NEGEV (Ma’an) -- The Israeli Ministry of Transportation ordered that an Israeli bus company stop broadcasting announcements in Arabic in the city of Beersheba, a spokesperson for Dan Bus Company told Ma’an on Thursday.
The spokesperson said to Ma’an that the company had been asked by the Israeli Ministry of Transportation to cease broadcasting announcements in Arabic on Tuesday, only four days after opening its new bus line in Beersheba.
They said that “many, many people complained to the municipality,” which in turn took the matter to the Ministry of Transportation.
The Dan spokesman stated that the company was “not comfortable” with the request to stop the Arabic announcements, adding that “40 percent of our drivers are Muslim,” but that it would comply with directives from the Ministry.
They went on to add that this was the first time that the company was broadcasting these announcements in both Arabic and Hebrew, but that signs remained written in both languages.
A spokesperson from the Ministry of Transportation did not immediately respond to a request for comment from Ma’an on the legality of the decision given Arabic’s status as one of Israel’s official languages.
The director of the Coalition Against Racism in Israel, Nidal Othman, said that the ban was symbolic of Israeli authorities submitting to racism which it should stop at every level, adding that the bus company’s response was unacceptable and showed an agreement on racism between governmental and public institutions.
Othman went on to call the decision a “very dangerous escalation” which could prove to become a slippery slope from racist political statements to racist actions.
“A minority of society refuses coexistence (between Israeli Jews and Palestinians with Israeli citizenship), but they have loud voices, while the majority is silent,” Othman said.

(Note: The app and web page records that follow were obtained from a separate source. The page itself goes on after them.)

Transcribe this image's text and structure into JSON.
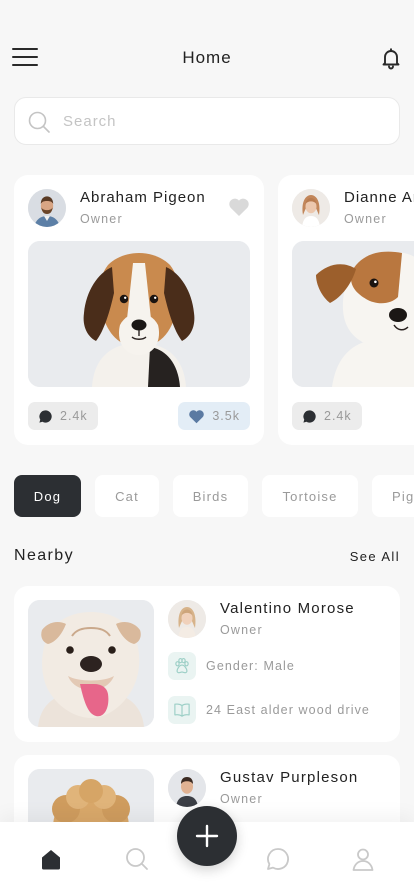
{
  "header": {
    "title": "Home",
    "menu_icon": "hamburger-menu-icon",
    "notification_icon": "bell-icon"
  },
  "search": {
    "placeholder": "Search",
    "value": ""
  },
  "featured_posts": [
    {
      "owner_name": "Abraham Pigeon",
      "owner_role": "Owner",
      "pet": "beagle puppy",
      "comments": "2.4k",
      "likes": "3.5k"
    },
    {
      "owner_name": "Dianne Ar",
      "owner_role": "Owner",
      "pet": "jack russell terrier",
      "comments": "2.4k",
      "likes": ""
    }
  ],
  "categories": [
    {
      "label": "Dog",
      "active": true
    },
    {
      "label": "Cat",
      "active": false
    },
    {
      "label": "Birds",
      "active": false
    },
    {
      "label": "Tortoise",
      "active": false
    },
    {
      "label": "Pig",
      "active": false
    }
  ],
  "nearby": {
    "title": "Nearby",
    "see_all_label": "See All",
    "items": [
      {
        "owner_name": "Valentino Morose",
        "owner_role": "Owner",
        "gender": "Gender: Male",
        "address": "24 East alder wood drive"
      },
      {
        "owner_name": "Gustav Purpleson",
        "owner_role": "Owner",
        "gender": "",
        "address": ""
      }
    ]
  },
  "bottom_nav": {
    "items": [
      "home-icon",
      "search-icon",
      "add-icon",
      "chat-icon",
      "profile-icon"
    ],
    "active": "home-icon"
  },
  "colors": {
    "accent": "#2c2f33",
    "background": "#f7f7f7",
    "muted_text": "#9a9a9a",
    "likes_bg": "#e3edf6",
    "info_bg": "#eaf4f2"
  }
}
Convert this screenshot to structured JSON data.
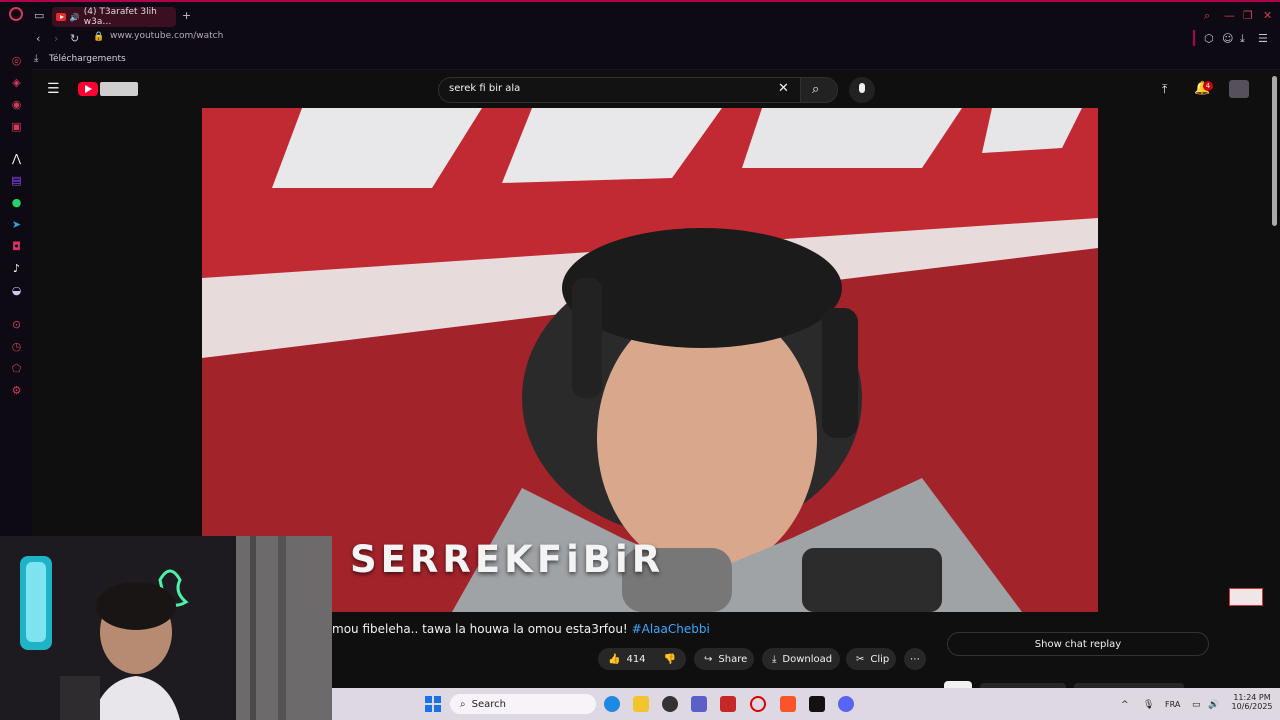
{
  "browser": {
    "tab_title": "(4) T3arafet 3lih w3a…",
    "url": "www.youtube.com/watch",
    "downloads_label": "Téléchargements",
    "accent_color": "#b3004a"
  },
  "youtube": {
    "search_query": "serek fi bir ala",
    "notification_count": "4"
  },
  "video": {
    "caption": "SERREKFiBiR",
    "title_text": "mou fibeleha.. tawa la houwa la omou esta3rfou!",
    "hashtag": "#AlaaChebbi",
    "likes": "414",
    "share_label": "Share",
    "download_label": "Download",
    "clip_label": "Clip",
    "chat_replay_label": "Show chat replay"
  },
  "taskbar": {
    "search_placeholder": "Search",
    "language": "FRA",
    "time": "11:24 PM",
    "date": "10/6/2025"
  }
}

He added that the continued presence of the Arabic language in Israel was the product of efforts conducted by human right organizations, and must be protected from the “racist minority” in Beersheba which seeks to make Arabic disappear from the public sphere.
Palestinians with Israeli citizenship constitute 20 percent of the population of Israel, and have long been targeted by discriminatory Israeli policies, whether through fewer resources allocated to Palestinian-majority communities in Israel, “divide and conquer”
tactics, attempts at forcibly displacing Bedouin communities
, and what have been denounced as policies of "Judaization" at the expense of other religious communities.
The bus announcement ban also comes right as the Israeli Knesset is discussing a bill which would ban the use of loudspeakers to broadcast the Muslim call to prayer
(adhan) from mosques in Israel.
Despite the bill not yet being voted into law, a mosque in the town of al-Ludd was fined in late November for broadcasting the adhan, sparking uproar